If you don't already read and write Hebrew, I propose that you will find this book as frustrating as I do. It is not handy for people who don't read and write Hebrew. To me, the definitions are not worth the effort and time spent searching for them.
For English-speaking Bible students, I still haven't found any better study tools than the ASECB (mentioned above) and The Interlinear Bible-Hebrew, Greek, English (IB). If you're interested in researching the earliest-known languages of the Bible, the use of these two books, together, is very thorough (exhaustive) and well organized for EASY reference. I don't know what the price differences are between the CHALOT and the ASECB (to be used with the IB), but if you're serious about Bible study and appreciate excellent referencing, the ASECB and IB are worth the money.

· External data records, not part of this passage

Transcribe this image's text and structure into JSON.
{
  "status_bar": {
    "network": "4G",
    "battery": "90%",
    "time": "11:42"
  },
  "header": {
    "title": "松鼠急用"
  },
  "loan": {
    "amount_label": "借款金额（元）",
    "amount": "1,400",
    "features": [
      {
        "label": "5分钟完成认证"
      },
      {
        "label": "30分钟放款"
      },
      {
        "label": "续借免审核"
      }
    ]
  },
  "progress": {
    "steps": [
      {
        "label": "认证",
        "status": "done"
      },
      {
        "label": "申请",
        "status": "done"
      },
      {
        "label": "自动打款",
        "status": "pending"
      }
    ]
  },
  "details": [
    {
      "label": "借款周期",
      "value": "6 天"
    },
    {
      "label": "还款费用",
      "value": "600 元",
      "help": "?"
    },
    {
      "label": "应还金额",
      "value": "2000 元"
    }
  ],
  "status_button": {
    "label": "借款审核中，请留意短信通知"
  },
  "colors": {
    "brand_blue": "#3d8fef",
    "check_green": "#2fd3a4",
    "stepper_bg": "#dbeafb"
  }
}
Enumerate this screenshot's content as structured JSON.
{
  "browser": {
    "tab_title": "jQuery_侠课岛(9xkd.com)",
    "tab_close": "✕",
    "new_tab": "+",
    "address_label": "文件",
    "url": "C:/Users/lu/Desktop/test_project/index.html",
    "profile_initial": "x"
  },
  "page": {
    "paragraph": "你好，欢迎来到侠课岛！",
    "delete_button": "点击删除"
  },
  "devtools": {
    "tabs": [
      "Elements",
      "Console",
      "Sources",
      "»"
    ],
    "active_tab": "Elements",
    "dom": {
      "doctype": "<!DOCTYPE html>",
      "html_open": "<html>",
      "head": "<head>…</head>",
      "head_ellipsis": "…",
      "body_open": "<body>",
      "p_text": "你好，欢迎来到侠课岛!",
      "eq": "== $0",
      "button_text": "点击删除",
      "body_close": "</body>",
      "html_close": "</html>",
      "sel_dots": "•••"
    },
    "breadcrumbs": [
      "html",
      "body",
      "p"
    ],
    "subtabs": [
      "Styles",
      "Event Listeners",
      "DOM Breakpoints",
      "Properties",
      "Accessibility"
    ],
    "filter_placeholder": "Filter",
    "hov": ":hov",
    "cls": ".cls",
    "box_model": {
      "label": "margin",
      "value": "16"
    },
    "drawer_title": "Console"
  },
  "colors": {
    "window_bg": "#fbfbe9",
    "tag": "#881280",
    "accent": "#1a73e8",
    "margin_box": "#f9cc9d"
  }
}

As for the CHALOT, I regret the money that I spent for it. I feel the on-line customer reviews that I read before buying this book were misleading.
Warning: Not by chapter Oct 12, 2006
This is a "lexicon" due to its references, but it's organized like a dictionary. If you're translating the Hebrew Bible, this is an awesome resource as a Biblical dictionary, but I thought I'd let y'all know that it's very different from the Armstrong Lexicon which organizes by chapter, in order. Thus, if you're working through a few chapters of Bible, in a class or on one's own, then the Armstrong will list the infrequently-used words (i.e. "the hard words!") in order by chapter, so you don't have to look up the words in a dictionary like this one.
In other words, I use both this and the Armstrong. The Holladay I use as a dictionary for a few words here and there, but when working through chapters of Hebrew Bible, the Armstrong Lexicon is more of a time-saving cheat sheet.
More Support Sep 14, 2006
I own several lexicons, but like most of the reviewers noted, Holladay is the one I always reached for until I found this really old pocket sized lexicon (the same size as Souter's Greek Lexicon.) I use the pocket lexicon now first, and Holladay's second. I don't even look at BDB anymore. Too bad someone hasn't come out with a new pocket-sized lexicon for fast lookups while flying somewhere!